Organization is necessary in the Army’s culinary department. Once Soldiers receive the food, they must separate it so they can send it out to their designated locations. Here at Fort Drum, culinary specialists are getting extra exposure to the imperative details that go into getting the food ready to serve. Second Lt. John Rettman, platoon leader of the Quartermaster Platoon, which specializes in field feeding, discussed how it’s important for Soldiers to get exposure so they can be effective leaders in upcoming events.

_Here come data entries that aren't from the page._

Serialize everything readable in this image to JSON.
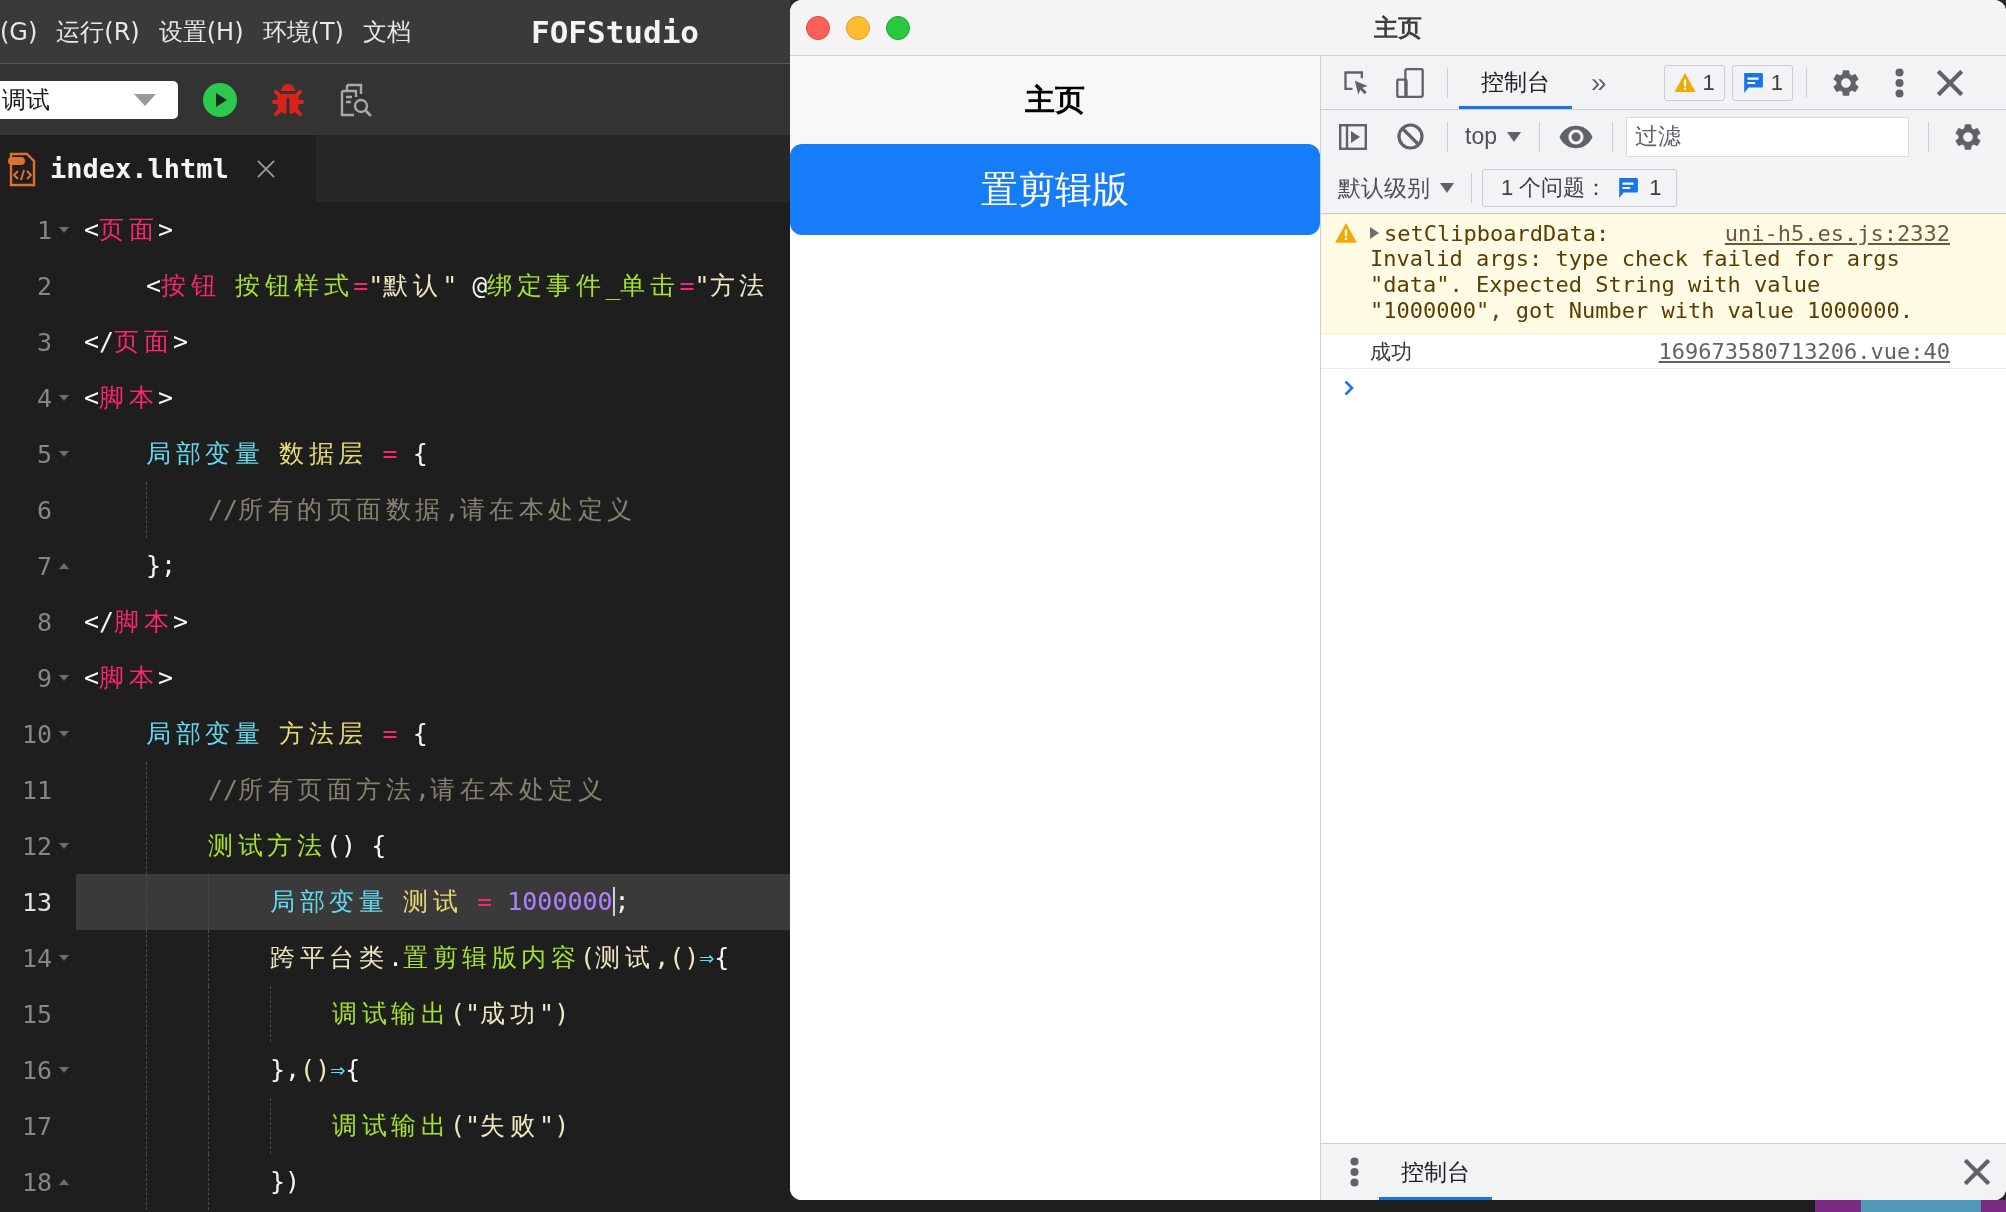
{
  "editor": {
    "menu": [
      "(G)",
      "运行(R)",
      "设置(H)",
      "环境(T)",
      "文档"
    ],
    "app_title": "FOFStudio",
    "toolbar": {
      "mode": "调试"
    },
    "tabs": [
      {
        "label": "index.lhtml",
        "selected": true
      }
    ],
    "lines": [
      {
        "number": "1",
        "fold_start": true,
        "fold_end": false,
        "current": false,
        "tokens": [
          {
            "text": "<",
            "kind": "punct"
          },
          {
            "text": "页面",
            "kind": "tag"
          },
          {
            "text": ">",
            "kind": "punct"
          }
        ],
        "children": [
          {
            "number": "2",
            "fold_start": false,
            "fold_end": false,
            "current": false,
            "tokens": [
              {
                "text": "<",
                "kind": "punct"
              },
              {
                "text": "按钮",
                "kind": "tag"
              },
              {
                "text": " 按钮样式",
                "kind": "attr"
              },
              {
                "text": "=",
                "kind": "operator"
              },
              {
                "text": "\"默认\"",
                "kind": "string"
              },
              {
                "text": " @",
                "kind": "punct"
              },
              {
                "text": "绑定事件_单击",
                "kind": "attr"
              },
              {
                "text": "=",
                "kind": "operator"
              },
              {
                "text": "\"方法",
                "kind": "string"
              }
            ]
          }
        ]
      },
      {
        "number": "3",
        "fold_start": false,
        "fold_end": false,
        "current": false,
        "tokens": [
          {
            "text": "</",
            "kind": "punct"
          },
          {
            "text": "页面",
            "kind": "tag"
          },
          {
            "text": ">",
            "kind": "punct"
          }
        ]
      },
      {
        "number": "4",
        "fold_start": true,
        "fold_end": false,
        "current": false,
        "tokens": [
          {
            "text": "<",
            "kind": "punct"
          },
          {
            "text": "脚本",
            "kind": "tag"
          },
          {
            "text": ">",
            "kind": "punct"
          }
        ],
        "children": [
          {
            "number": "5",
            "fold_start": true,
            "fold_end": false,
            "current": false,
            "tokens": [
              {
                "text": "局部变量",
                "kind": "keyword"
              },
              {
                "text": " 数据层",
                "kind": "ident"
              },
              {
                "text": " =",
                "kind": "operator"
              },
              {
                "text": " {",
                "kind": "punct"
              }
            ],
            "children": [
              {
                "number": "6",
                "fold_start": false,
                "fold_end": false,
                "current": false,
                "tokens": [
                  {
                    "text": "//所有的页面数据,请在本处定义",
                    "kind": "comment"
                  }
                ]
              }
            ]
          },
          {
            "number": "7",
            "fold_start": false,
            "fold_end": true,
            "current": false,
            "tokens": [
              {
                "text": "};",
                "kind": "punct"
              }
            ]
          }
        ]
      },
      {
        "number": "8",
        "fold_start": false,
        "fold_end": false,
        "current": false,
        "tokens": [
          {
            "text": "</",
            "kind": "punct"
          },
          {
            "text": "脚本",
            "kind": "tag"
          },
          {
            "text": ">",
            "kind": "punct"
          }
        ]
      },
      {
        "number": "9",
        "fold_start": true,
        "fold_end": false,
        "current": false,
        "tokens": [
          {
            "text": "<",
            "kind": "punct"
          },
          {
            "text": "脚本",
            "kind": "tag"
          },
          {
            "text": ">",
            "kind": "punct"
          }
        ],
        "children": [
          {
            "number": "10",
            "fold_start": true,
            "fold_end": false,
            "current": false,
            "tokens": [
              {
                "text": "局部变量",
                "kind": "keyword"
              },
              {
                "text": " 方法层",
                "kind": "ident"
              },
              {
                "text": " =",
                "kind": "operator"
              },
              {
                "text": " {",
                "kind": "punct"
              }
            ],
            "children": [
              {
                "number": "11",
                "fold_start": false,
                "fold_end": false,
                "current": false,
                "tokens": [
                  {
                    "text": "//所有页面方法,请在本处定义",
                    "kind": "comment"
                  }
                ]
              },
              {
                "number": "12",
                "fold_start": true,
                "fold_end": false,
                "current": false,
                "tokens": [
                  {
                    "text": "测试方法",
                    "kind": "function"
                  },
                  {
                    "text": "() {",
                    "kind": "punct"
                  }
                ],
                "children": [
                  {
                    "number": "13",
                    "fold_start": false,
                    "fold_end": false,
                    "current": true,
                    "tokens": [
                      {
                        "text": "局部变量",
                        "kind": "keyword"
                      },
                      {
                        "text": " 测试",
                        "kind": "ident"
                      },
                      {
                        "text": " =",
                        "kind": "operator"
                      },
                      {
                        "text": " 1000000",
                        "kind": "number",
                        "caret": true
                      },
                      {
                        "text": ";",
                        "kind": "punct"
                      }
                    ]
                  },
                  {
                    "number": "14",
                    "fold_start": true,
                    "fold_end": false,
                    "current": false,
                    "tokens": [
                      {
                        "text": "跨平台类",
                        "kind": "plain"
                      },
                      {
                        "text": ".",
                        "kind": "punct"
                      },
                      {
                        "text": "置剪辑版内容",
                        "kind": "function"
                      },
                      {
                        "text": "(测试,()",
                        "kind": "plain"
                      },
                      {
                        "text": "⇒",
                        "kind": "arrow"
                      },
                      {
                        "text": "{",
                        "kind": "punct"
                      }
                    ],
                    "children": [
                      {
                        "number": "15",
                        "fold_start": false,
                        "fold_end": false,
                        "current": false,
                        "tokens": [
                          {
                            "text": "调试输出",
                            "kind": "function"
                          },
                          {
                            "text": "(\"成功\")",
                            "kind": "plain"
                          }
                        ]
                      }
                    ]
                  },
                  {
                    "number": "16",
                    "fold_start": true,
                    "fold_end": false,
                    "current": false,
                    "tokens": [
                      {
                        "text": "},",
                        "kind": "punct"
                      },
                      {
                        "text": "()",
                        "kind": "plain"
                      },
                      {
                        "text": "⇒",
                        "kind": "arrow"
                      },
                      {
                        "text": "{",
                        "kind": "punct"
                      }
                    ],
                    "children": [
                      {
                        "number": "17",
                        "fold_start": false,
                        "fold_end": false,
                        "current": false,
                        "tokens": [
                          {
                            "text": "调试输出",
                            "kind": "function"
                          },
                          {
                            "text": "(\"失败\")",
                            "kind": "plain"
                          }
                        ]
                      }
                    ]
                  },
                  {
                    "number": "18",
                    "fold_start": false,
                    "fold_end": true,
                    "current": false,
                    "tokens": [
                      {
                        "text": "})",
                        "kind": "punct"
                      }
                    ]
                  }
                ]
              }
            ]
          }
        ]
      }
    ]
  },
  "simulator": {
    "title": "主页",
    "page": {
      "nav_title": "主页",
      "button": "置剪辑版"
    },
    "devtools": {
      "tabs": [
        {
          "label": "控制台",
          "selected": true
        }
      ],
      "more": "»",
      "counters": [
        {
          "kind": "warning",
          "count": "1"
        },
        {
          "kind": "info",
          "count": "1"
        }
      ],
      "context": "top",
      "filter": {
        "placeholder": "过滤"
      },
      "level": "默认级别",
      "issues": {
        "label": "1 个问题：",
        "count": "1"
      },
      "messages": [
        {
          "kind": "warning",
          "title": "setClipboardData:",
          "text": "Invalid args: type check failed for args \"data\". Expected String with value \"1000000\", got Number with value 1000000.",
          "source": "uni-h5.es.js:2332"
        },
        {
          "kind": "log",
          "text": "成功",
          "source": "169673580713206.vue:40"
        }
      ],
      "drawer": {
        "tabs": [
          {
            "label": "控制台",
            "selected": true
          }
        ]
      }
    }
  }
}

“They haven’t really seen the logistical aspect of receiving the food such as bringing it over, staging it, breaking it out so the sites get their appropriate quantities that they can feed the Soldiers over the next few days … it’s incredibly important,” Rettman said. “Usually, in the military you get tossed into a role and have to figure it out. This is an opportunity where they can see the process, understand it, and get involved”.

Rettman went on to explain how food doesn’t only provide Soldiers with the proper nutrients but can deliver a sense of happiness after working long days in the field. Furthermore, a good meal can provide comfort and induce a sense of normalcy in environments where it’s hard to feel at home.

In the grand scheme of military operations, it’s easy to overlook the positive influence of a well-balanced meal. Yet, the well-being of every soldier, the unity of every company, and the triumph of every mission blossom from the creations that culinary specialists provide for Soldiers. Their mastery in the kitchen translates to excellent performance and resilience, which will ultimately give military personnel the strength to put in their all, even during their most strenuous moments.